While various other companies that could provide affordable broadband internet in underserved rural areas fight over costs and using each other’s property, SpaceX is steadily building its Starlink internet network in low Earth orbit. The company plans to finance its space program by offering reasonably priced broadband internet globally by deploying 4,409 internet beaming Starlink satellites, and back during the summer it outlined this plan in a letter sent to the Federal Communications Commission (FCC). As of earlier September, about 708 Starlink satellites are already in low Earth orbit.
“It looks like a UFO on a stick,” said Elon Musk, who owns the company, in describing the bulb-like antenna which is less than two yards in diameter and is a ground station.

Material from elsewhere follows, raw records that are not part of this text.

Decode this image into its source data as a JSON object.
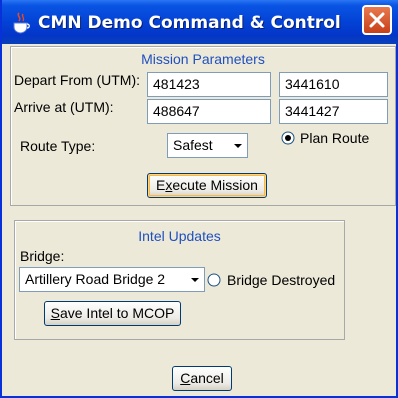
{
  "window": {
    "title": "CMN Demo Command & Control"
  },
  "mission": {
    "title": "Mission Parameters",
    "depart_label": "Depart From (UTM):",
    "depart_easting": "481423",
    "depart_northing": "3441610",
    "arrive_label": "Arrive at (UTM):",
    "arrive_easting": "488647",
    "arrive_northing": "3441427",
    "route_label": "Route Type:",
    "route_value": "Safest",
    "plan_route_label": "Plan Route",
    "plan_route_selected": true,
    "execute_prefix": "E",
    "execute_mnemonic": "x",
    "execute_suffix": "ecute Mission"
  },
  "intel": {
    "title": "Intel Updates",
    "bridge_label": "Bridge:",
    "bridge_value": "Artillery Road Bridge 2",
    "destroyed_label": "Bridge Destroyed",
    "destroyed_selected": false,
    "save_mnemonic": "S",
    "save_suffix": "ave Intel to MCOP"
  },
  "footer": {
    "cancel_mnemonic": "C",
    "cancel_suffix": "ancel"
  },
  "colors": {
    "title_bar": "#0342d6",
    "close": "#c7401a",
    "group_title": "#1f4fbf",
    "background": "#ece9d8"
  }
}
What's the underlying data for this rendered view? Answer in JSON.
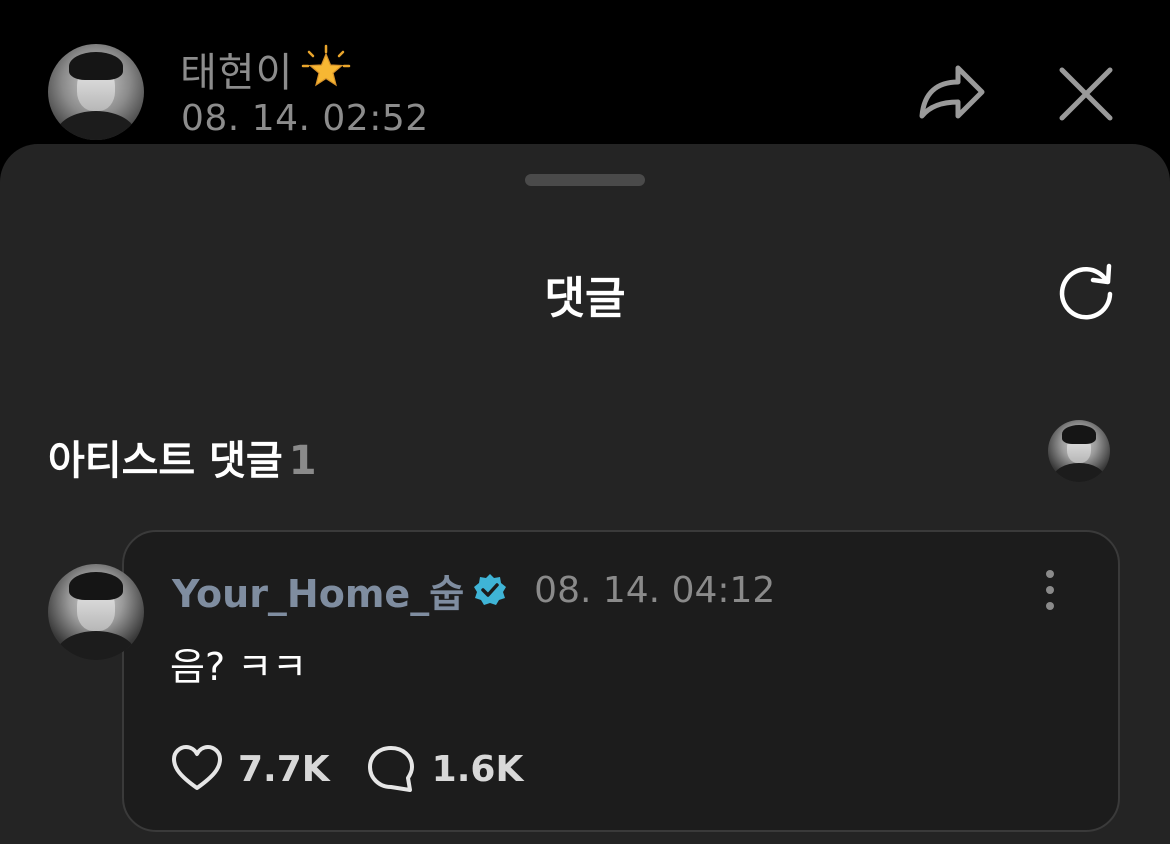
{
  "header": {
    "author_name": "태현이",
    "post_time": "08. 14. 02:52",
    "badge_icon": "star-icon",
    "share_icon": "share-icon",
    "close_icon": "close-icon"
  },
  "sheet": {
    "title": "댓글",
    "refresh_icon": "refresh-icon"
  },
  "artist_section": {
    "label": "아티스트 댓글",
    "count": "1"
  },
  "comment": {
    "author": "Your_Home_숩",
    "verified": true,
    "time": "08. 14. 04:12",
    "text": "음? ㅋㅋ",
    "likes": "7.7K",
    "replies": "1.6K"
  },
  "colors": {
    "background": "#000000",
    "sheet": "#242424",
    "card": "#1c1c1c",
    "muted_text": "#8c8c8c",
    "commenter_name": "#7f8da0",
    "verified_badge": "#3fb4d6",
    "star": "#f5b73a"
  }
}
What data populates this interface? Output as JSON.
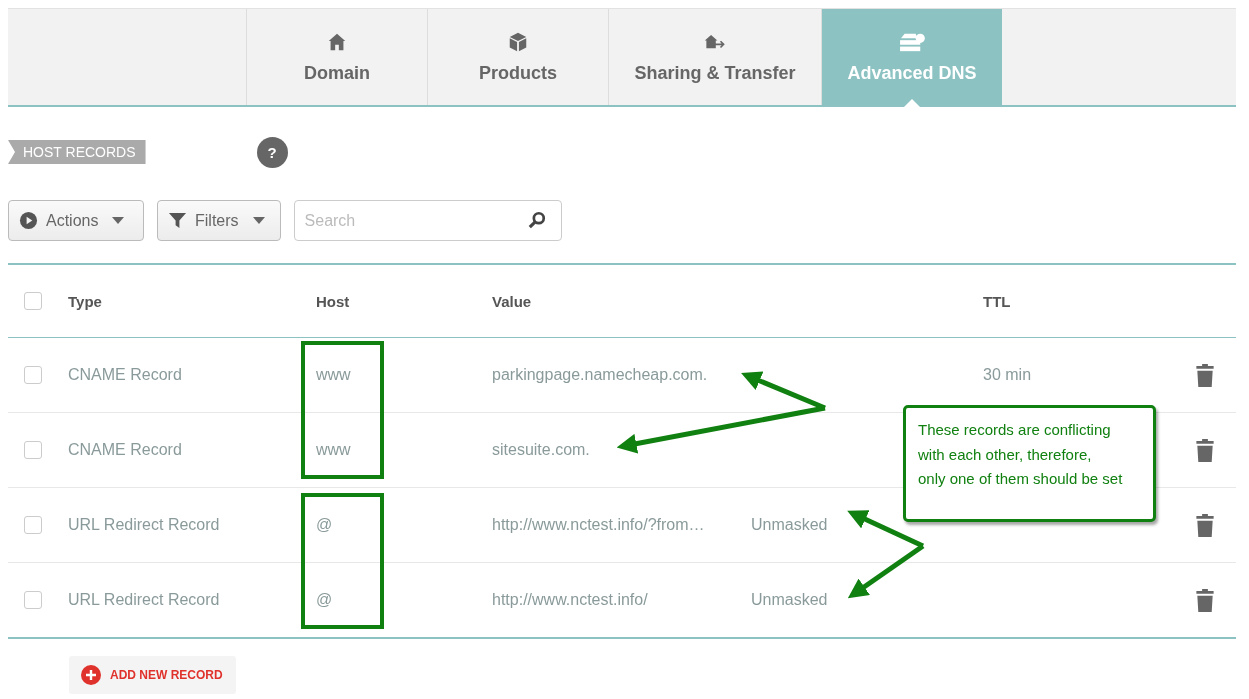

In July, the FCC granted temporary authority to test some of these Starlink ground stations, and Baxley is reported to be one of the rural sites selected. The other five include Hitterdal, Minnesota - Tionesta, California - Robertsdale, Alabama – Butte/Conrad, Montana - Colburn, Idaho - Inman, Kansas - Vernon, Utah - Punta Gorda, Florida - Merrillan, Wisconsin - Boca Chica beach, Brownsville/Mcgregor, Texas. Eventually, SpaceX could have hundreds of stations all over the USA and eventually the world. The stations are set up to be the link between user terminals and the data center for the Starlink network. If Starlink works out as described by SpaceX founder Elon Musk, the aerospace company may bring in tens of billions of dollars per year by getting people online with high-speed, low-lag internet from almost anywhere on the planet’s surface.
Already, SpaceX employees are testing the Starlink network by using user terminals and Wi-Fi routers.
Senior Engineer Kate Tice says that they show download speeds greater than 100 megabits per second, which is low enough to play the fastest online video games. The download speeds are quick enough to stream multiple High-Density movies at the same time. At the beginning, Spacex will launch about 1600 Starlink satellites to about 340 miles above the earth. It has already sent 62 experimental and 480 operational satellites into space. It is trying to send up about 60 every two weeks.
Gwynne Shotwell, the president and chief operating officer of SpaceX, said in May that the company would “roll out service in a more public way” after launching more than 800 spacecraft; it plans to do so by fall 2020. The key is that the satellites will orbit about 64 times closer than a typical internet satellite and could be able to provide internet that doesn’t lag.
If SpaceX is able to prove its case to the FCC, billions in federal subsidies could be coming its way to provide internet to areas with poor or nonexistent broadband service. SpaceX plans to have its internet services available to the public by fall of 2021 or early the next year. (Info gathered from the SpaceX website).